List all lines of the data that include the string "this".
*** Opening of Data listing ***
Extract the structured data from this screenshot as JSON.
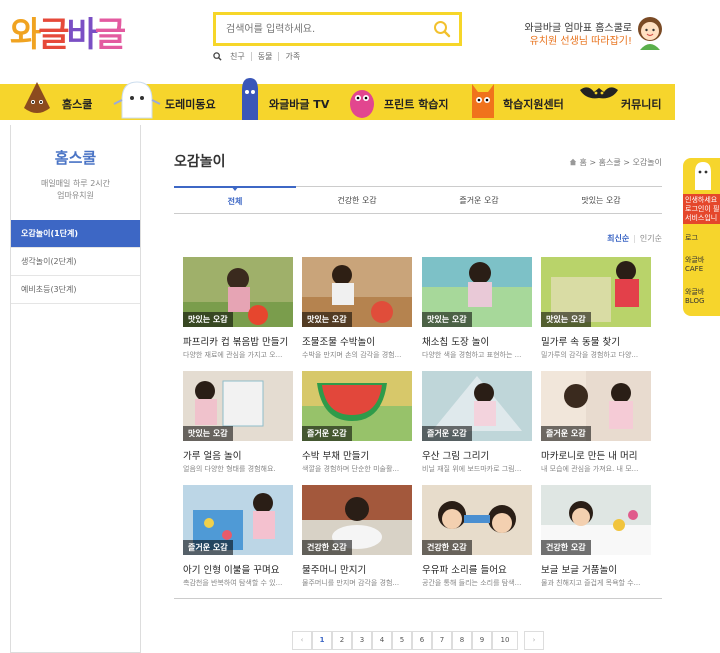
{
  "header": {
    "logo_text": "와글바글",
    "search": {
      "placeholder": "검색어를 입력하세요."
    },
    "hot_keywords": [
      "친구",
      "동물",
      "가족"
    ],
    "promo_line1": "와글바글 엄마표 홈스쿨로",
    "promo_line2": "유치원 선생님 따라잡기!"
  },
  "nav": {
    "items": [
      {
        "label": "홈스쿨"
      },
      {
        "label": "도레미동요"
      },
      {
        "label": "와글바글 TV"
      },
      {
        "label": "프린트 학습지"
      },
      {
        "label": "학습지원센터"
      },
      {
        "label": "커뮤니티"
      }
    ]
  },
  "sidebar": {
    "title": "홈스쿨",
    "subtitle1": "매일매일 하루 2시간",
    "subtitle2": "엄마유치원",
    "items": [
      {
        "label": "오감놀이(1단계)",
        "active": true
      },
      {
        "label": "생각놀이(2단계)",
        "active": false
      },
      {
        "label": "예비초등(3단계)",
        "active": false
      }
    ]
  },
  "main": {
    "title": "오감놀이",
    "breadcrumb": [
      "홈",
      "홈스쿨",
      "오감놀이"
    ],
    "tabs": [
      "전체",
      "건강한 오감",
      "즐거운 오감",
      "맛있는 오감"
    ],
    "sort": {
      "latest": "최신순",
      "popular": "인기순"
    },
    "cards": [
      {
        "badge": "맛있는 오감",
        "title": "파프리카 컵 볶음밥 만들기",
        "desc": "다양한 재료에 관심을 가지고 오..."
      },
      {
        "badge": "맛있는 오감",
        "title": "조물조물 수박놀이",
        "desc": "수박을 만지며 손의 감각을 경험..."
      },
      {
        "badge": "맛있는 오감",
        "title": "채소칩 도장 놀이",
        "desc": "다양한 색을 경험하고 표현하는 ..."
      },
      {
        "badge": "맛있는 오감",
        "title": "밀가루 속 동물 찾기",
        "desc": "밀가루의 감각을 경험하고 다양..."
      },
      {
        "badge": "맛있는 오감",
        "title": "가루 얼음 놀이",
        "desc": "얼음의 다양한 형태를 경험해요."
      },
      {
        "badge": "즐거운 오감",
        "title": "수박 부채 만들기",
        "desc": "색깔을 경험하며 단순한 미술활..."
      },
      {
        "badge": "즐거운 오감",
        "title": "우산 그림 그리기",
        "desc": "비닐 재질 위에 보드마카로 그림..."
      },
      {
        "badge": "즐거운 오감",
        "title": "마카로니로 만든 내 머리",
        "desc": "내 모습에 관심을 가져요. 내 모..."
      },
      {
        "badge": "즐거운 오감",
        "title": "아기 인형 이불을 꾸며요",
        "desc": "촉감천을 반복하여 탐색할 수 있..."
      },
      {
        "badge": "건강한 오감",
        "title": "물주머니 만지기",
        "desc": "물주머니를 만지며 감각을 경험..."
      },
      {
        "badge": "건강한 오감",
        "title": "우유파 소리를 들어요",
        "desc": "공간을 통해 들리는 소리를 탐색..."
      },
      {
        "badge": "건강한 오감",
        "title": "보글 보글 거품놀이",
        "desc": "물과 친해지고 즐겁게 목욕할 수..."
      }
    ],
    "pages": [
      "1",
      "2",
      "3",
      "4",
      "5",
      "6",
      "7",
      "8",
      "9",
      "10"
    ]
  },
  "float_panel": {
    "notice": "인생하세요 로그인이 필 서비스입니",
    "items": [
      "로그",
      "와글바 CAFE",
      "와글바 BLOG"
    ]
  },
  "colors": {
    "brand_yellow": "#f6d52c",
    "accent_blue": "#3d67c5",
    "accent_orange": "#e8721c"
  }
}
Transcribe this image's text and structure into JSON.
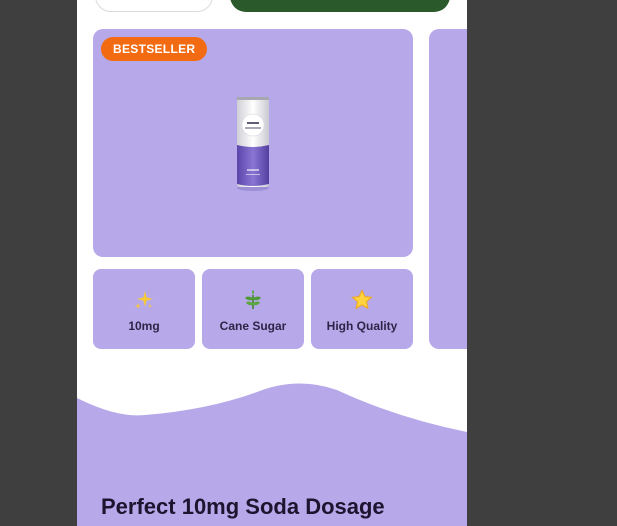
{
  "product_card": {
    "badge": "BESTSELLER",
    "image": "purple-soda-can",
    "can_brand": "looner"
  },
  "features": [
    {
      "icon": "sparkles-icon",
      "label": "10mg"
    },
    {
      "icon": "herb-leaf-icon",
      "label": "Cane Sugar"
    },
    {
      "icon": "star-icon",
      "label": "High Quality"
    }
  ],
  "section": {
    "title": "Perfect 10mg Soda Dosage"
  },
  "colors": {
    "card_purple": "#b7a9e9",
    "badge_orange": "#f26b12",
    "cta_green": "#2a5a2b"
  }
}
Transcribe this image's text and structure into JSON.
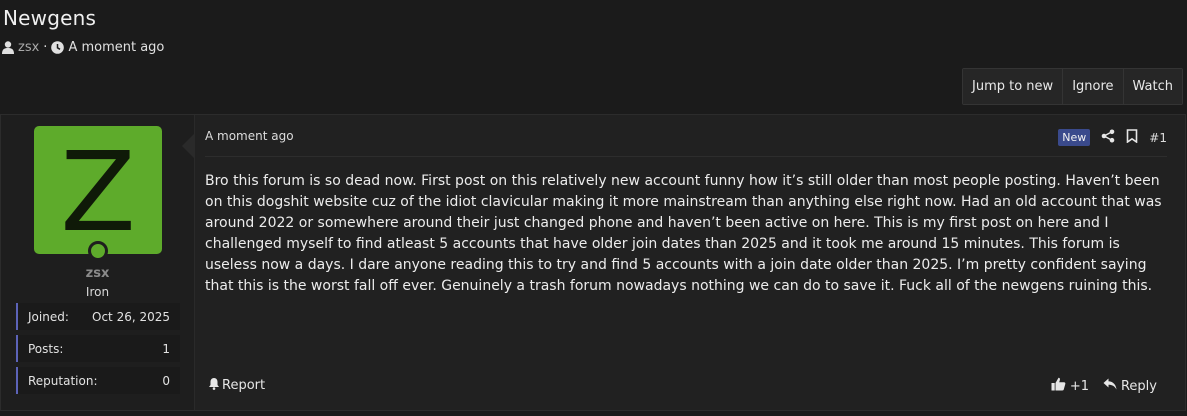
{
  "thread": {
    "title": "Newgens",
    "author": "zsx",
    "separator": "·",
    "time": "A moment ago"
  },
  "actions": [
    "Jump to new",
    "Ignore",
    "Watch"
  ],
  "user": {
    "avatar_letter": "Z",
    "avatar_color": "#5eab2b",
    "name": "zsx",
    "rank": "Iron",
    "stats": [
      {
        "label": "Joined:",
        "value": "Oct 26, 2025"
      },
      {
        "label": "Posts:",
        "value": "1"
      },
      {
        "label": "Reputation:",
        "value": "0"
      }
    ]
  },
  "post": {
    "date": "A moment ago",
    "new_badge": "New",
    "number": "#1",
    "body": "Bro this forum is so dead now. First post on this relatively new account funny how it’s still older than most people posting. Haven’t been on this dogshit website cuz of the idiot clavicular making it more mainstream than anything else right now. Had an old account that was around 2022 or somewhere around their just changed phone and haven’t been active on here. This is my first post on here and I challenged myself to find atleast 5 accounts that have older join dates than 2025 and it took me around 15 minutes. This forum is useless now a days. I dare anyone reading this to try and find 5 accounts with a join date older than 2025. I’m pretty confident saying that this is the worst fall off ever. Genuinely a trash forum nowadays nothing we can do to save it. Fuck all of the newgens ruining this.",
    "report_label": "Report",
    "likes": "+1",
    "reply_label": "Reply"
  },
  "colors": {
    "accent": "#5c63b8",
    "badge_bg": "#3a4a8c"
  },
  "icons": [
    "user-icon",
    "clock-icon",
    "share-icon",
    "bookmark-icon",
    "bell-icon",
    "thumbs-up-icon",
    "reply-icon"
  ]
}
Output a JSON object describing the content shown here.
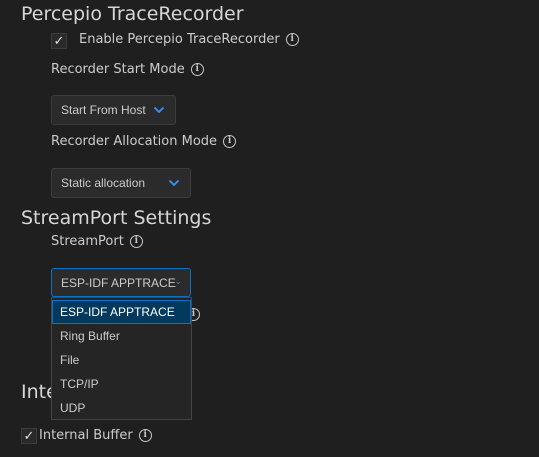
{
  "sections": {
    "percepio": {
      "title": "Percepio TraceRecorder",
      "enable_label": "Enable Percepio TraceRecorder",
      "enable_checked": true,
      "start_mode_label": "Recorder Start Mode",
      "start_mode_value": "Start From Host",
      "allocation_mode_label": "Recorder Allocation Mode",
      "allocation_mode_value": "Static allocation"
    },
    "streamport": {
      "title": "StreamPort Settings",
      "streamport_label": "StreamPort",
      "streamport_value": "ESP-IDF APPTRACE",
      "options": [
        "ESP-IDF APPTRACE",
        "Ring Buffer",
        "File",
        "TCP/IP",
        "UDP"
      ],
      "selected_index": 0
    },
    "internal": {
      "title_partial": "Inte",
      "internal_buffer_label": "Internal Buffer",
      "internal_buffer_checked": true
    }
  },
  "icons": {
    "checkmark": "✓",
    "info": "i"
  },
  "colors": {
    "background": "#1f1f1f",
    "accent": "#0e71c8",
    "selected_bg": "#04395e"
  }
}
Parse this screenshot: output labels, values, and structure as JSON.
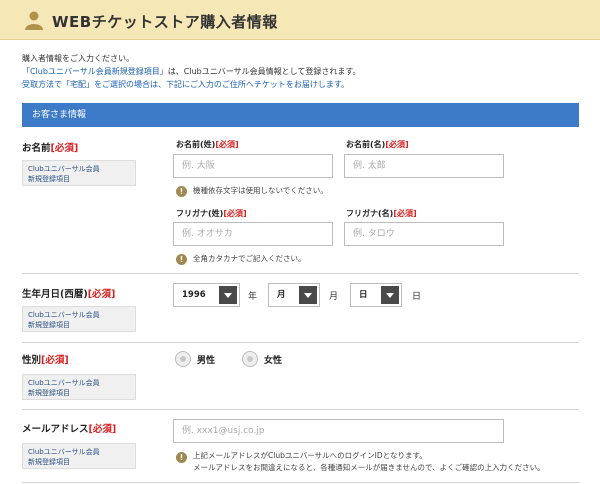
{
  "header": {
    "title": "WEBチケットストア購入者情報",
    "icon": "person-icon"
  },
  "intro": {
    "line1": "購入者情報をご入力ください。",
    "line2_link": "「Clubユニバーサル会員新規登録項目」",
    "line2_tail": "は、Clubユニバーサル会員情報として登録されます。",
    "line3": "受取方法で「宅配」をご選択の場合は、下記にご入力のご住所へチケットをお届けします。"
  },
  "section": {
    "title": "お客さま情報"
  },
  "required_text": "[必須]",
  "club_badge": {
    "line1": "Clubユニバーサル会員",
    "line2": "新規登録項目"
  },
  "name_row": {
    "label": "お名前",
    "last_label": "お名前(姓)",
    "first_label": "お名前(名)",
    "last_placeholder": "例. 大阪",
    "first_placeholder": "例. 太郎",
    "note1": "機種依存文字は使用しないでください。",
    "kana_last_label": "フリガナ(姓)",
    "kana_first_label": "フリガナ(名)",
    "kana_last_placeholder": "例. オオサカ",
    "kana_first_placeholder": "例. タロウ",
    "note2": "全角カタカナでご記入ください。"
  },
  "birth_row": {
    "label": "生年月日(西暦)",
    "year_value": "1996",
    "year_unit": "年",
    "month_value": "月",
    "month_unit": "月",
    "day_value": "日",
    "day_unit": "日"
  },
  "gender_row": {
    "label": "性別",
    "option_male": "男性",
    "option_female": "女性"
  },
  "email_row": {
    "label": "メールアドレス",
    "placeholder": "例. xxx1@usj.co.jp",
    "note_line1": "上記メールアドレスがClubユニバーサルへのログインIDとなります。",
    "note_line2": "メールアドレスをお間違えになると、各種通知メールが届きませんので、よくご確認の上入力ください。"
  },
  "colors": {
    "header_bg": "#f6e7b6",
    "section_bar": "#3d7ac8",
    "required": "#d52020",
    "link": "#1a5fb4"
  }
}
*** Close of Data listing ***
**Answer to the exercise**
Extract the structured data from this screenshot as JSON.
Transcribe this image's text and structure into JSON.
Transcribe this image's text and structure into JSON.
    "body": "Bro this forum is so dead now. First post on this relatively new account funny how it’s still older than most people posting. Haven’t been on this dogshit website cuz of the idiot clavicular making it more mainstream than anything else right now. Had an old account that was around 2022 or somewhere around their just changed phone and haven’t been active on here. This is my first post on here and I challenged myself to find atleast 5 accounts that have older join dates than 2025 and it took me around 15 minutes. This forum is useless now a days. I dare anyone reading this to try and find 5 accounts with a join date older than 2025. I’m pretty confident saying that this is the worst fall off ever. Genuinely a trash forum nowadays nothing we can do to save it. Fuck all of the newgens ruining this.",
Parse this screenshot: output labels, values, and structure as JSON.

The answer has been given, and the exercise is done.